|"I'm a sentimental sap that's all...."|
I trust I'm not giving too much away by revealing that the answer to the question posed in the title of the book What Made the Crocodile Cry (subtitle: "101 Questions About the English Language") is that their tear ducts spew due to the enthusiasm with which they masticate. Ewww …
On a more savory note, "buccaneer" derives from the tradition of cooking wild oxen and boars on a "boucan" (barbecue) in the West Indies, a favorite hangout of pirates and other assorted swashbucklers.
|"Gone ashore for boar..."|
"Steal my thunder" comes from a theatrical device for creating same that was appropriated from its inventor, whereas "short shrift" describes a no-frills confession given to convicts on the way to execution.
Who knew that "serendipity" is often chosen as Britain's favorite word, behind "nincompoop" and "discombobulate"? And can you imagine the U.S. having such a survey? This loverly coinage came to us from Horace Walpole, who based it on a fairy tale called "The Three Princes of Serendip" in which the heroes make a series of accidental discoveries that prove fortuitous.

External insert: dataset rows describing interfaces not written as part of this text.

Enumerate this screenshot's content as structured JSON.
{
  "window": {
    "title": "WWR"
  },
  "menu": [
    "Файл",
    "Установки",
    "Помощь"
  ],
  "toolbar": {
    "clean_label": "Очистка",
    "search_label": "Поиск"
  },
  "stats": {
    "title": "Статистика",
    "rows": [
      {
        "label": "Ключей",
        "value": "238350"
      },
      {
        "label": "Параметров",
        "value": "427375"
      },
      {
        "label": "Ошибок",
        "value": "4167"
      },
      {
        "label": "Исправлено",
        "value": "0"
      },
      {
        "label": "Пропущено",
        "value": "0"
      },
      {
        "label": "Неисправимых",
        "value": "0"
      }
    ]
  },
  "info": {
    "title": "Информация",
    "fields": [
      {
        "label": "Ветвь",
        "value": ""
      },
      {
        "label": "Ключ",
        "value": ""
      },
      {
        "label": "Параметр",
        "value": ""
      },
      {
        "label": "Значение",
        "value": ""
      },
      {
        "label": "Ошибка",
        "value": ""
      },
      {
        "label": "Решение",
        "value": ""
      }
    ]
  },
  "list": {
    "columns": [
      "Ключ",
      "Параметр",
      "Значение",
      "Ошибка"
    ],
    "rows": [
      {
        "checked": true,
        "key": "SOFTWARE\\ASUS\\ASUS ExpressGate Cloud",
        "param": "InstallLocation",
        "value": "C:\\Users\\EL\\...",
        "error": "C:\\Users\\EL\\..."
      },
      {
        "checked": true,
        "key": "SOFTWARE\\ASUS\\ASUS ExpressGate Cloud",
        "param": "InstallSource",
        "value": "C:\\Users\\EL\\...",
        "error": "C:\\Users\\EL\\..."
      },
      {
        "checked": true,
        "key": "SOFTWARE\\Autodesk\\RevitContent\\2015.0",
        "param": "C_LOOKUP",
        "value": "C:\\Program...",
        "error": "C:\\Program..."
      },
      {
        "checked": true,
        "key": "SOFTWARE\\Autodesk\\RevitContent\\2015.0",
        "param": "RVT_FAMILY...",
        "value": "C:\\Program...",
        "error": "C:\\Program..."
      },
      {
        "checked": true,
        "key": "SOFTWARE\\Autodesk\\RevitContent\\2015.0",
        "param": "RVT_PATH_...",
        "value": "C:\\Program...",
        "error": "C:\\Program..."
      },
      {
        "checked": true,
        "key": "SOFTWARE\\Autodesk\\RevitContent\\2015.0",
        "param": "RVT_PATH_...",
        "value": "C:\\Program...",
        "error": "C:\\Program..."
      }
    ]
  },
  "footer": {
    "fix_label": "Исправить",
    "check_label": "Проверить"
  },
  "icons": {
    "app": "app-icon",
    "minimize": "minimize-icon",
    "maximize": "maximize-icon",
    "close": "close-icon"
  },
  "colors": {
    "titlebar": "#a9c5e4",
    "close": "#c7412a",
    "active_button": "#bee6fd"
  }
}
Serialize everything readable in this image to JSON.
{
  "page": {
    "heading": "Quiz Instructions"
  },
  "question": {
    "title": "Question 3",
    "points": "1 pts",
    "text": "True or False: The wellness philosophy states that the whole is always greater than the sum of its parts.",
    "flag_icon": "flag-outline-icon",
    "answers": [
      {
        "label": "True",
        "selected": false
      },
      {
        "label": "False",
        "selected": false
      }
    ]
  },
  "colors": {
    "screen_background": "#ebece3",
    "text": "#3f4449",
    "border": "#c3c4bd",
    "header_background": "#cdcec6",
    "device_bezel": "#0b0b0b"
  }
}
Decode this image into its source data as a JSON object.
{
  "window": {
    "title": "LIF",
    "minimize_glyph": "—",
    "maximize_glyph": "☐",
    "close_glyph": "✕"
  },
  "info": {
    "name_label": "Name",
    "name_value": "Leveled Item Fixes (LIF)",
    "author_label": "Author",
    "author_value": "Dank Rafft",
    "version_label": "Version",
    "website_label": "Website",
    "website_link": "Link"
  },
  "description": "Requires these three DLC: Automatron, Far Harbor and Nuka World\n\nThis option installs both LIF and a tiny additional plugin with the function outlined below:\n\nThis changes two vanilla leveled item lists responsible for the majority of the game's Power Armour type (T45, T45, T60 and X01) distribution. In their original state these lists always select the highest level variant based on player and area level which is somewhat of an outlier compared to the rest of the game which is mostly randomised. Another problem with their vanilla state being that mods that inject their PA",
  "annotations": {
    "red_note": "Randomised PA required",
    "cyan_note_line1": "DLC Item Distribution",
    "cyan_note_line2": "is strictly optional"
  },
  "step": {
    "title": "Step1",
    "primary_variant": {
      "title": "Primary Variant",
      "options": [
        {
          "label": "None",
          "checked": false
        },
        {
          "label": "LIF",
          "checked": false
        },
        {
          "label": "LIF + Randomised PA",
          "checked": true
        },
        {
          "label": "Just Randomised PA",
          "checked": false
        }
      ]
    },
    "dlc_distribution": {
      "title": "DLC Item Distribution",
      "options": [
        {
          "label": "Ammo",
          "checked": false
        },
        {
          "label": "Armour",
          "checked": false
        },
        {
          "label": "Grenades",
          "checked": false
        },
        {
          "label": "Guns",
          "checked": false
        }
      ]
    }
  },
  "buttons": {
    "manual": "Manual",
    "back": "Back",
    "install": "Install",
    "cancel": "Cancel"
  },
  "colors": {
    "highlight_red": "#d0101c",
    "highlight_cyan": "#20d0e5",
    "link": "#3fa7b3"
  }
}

For me, the picturesque term "skid row" always conjured up a scary scene in which the populace and their environs had slid down to the bottom of the social ladder. Turns out that's about right. Apparently, skids were used to propel logs down to lumber mills, and the phrase was applied to the cheap bars and other establishments that sprang up in the vicinity. Any favorite word origins you care to share?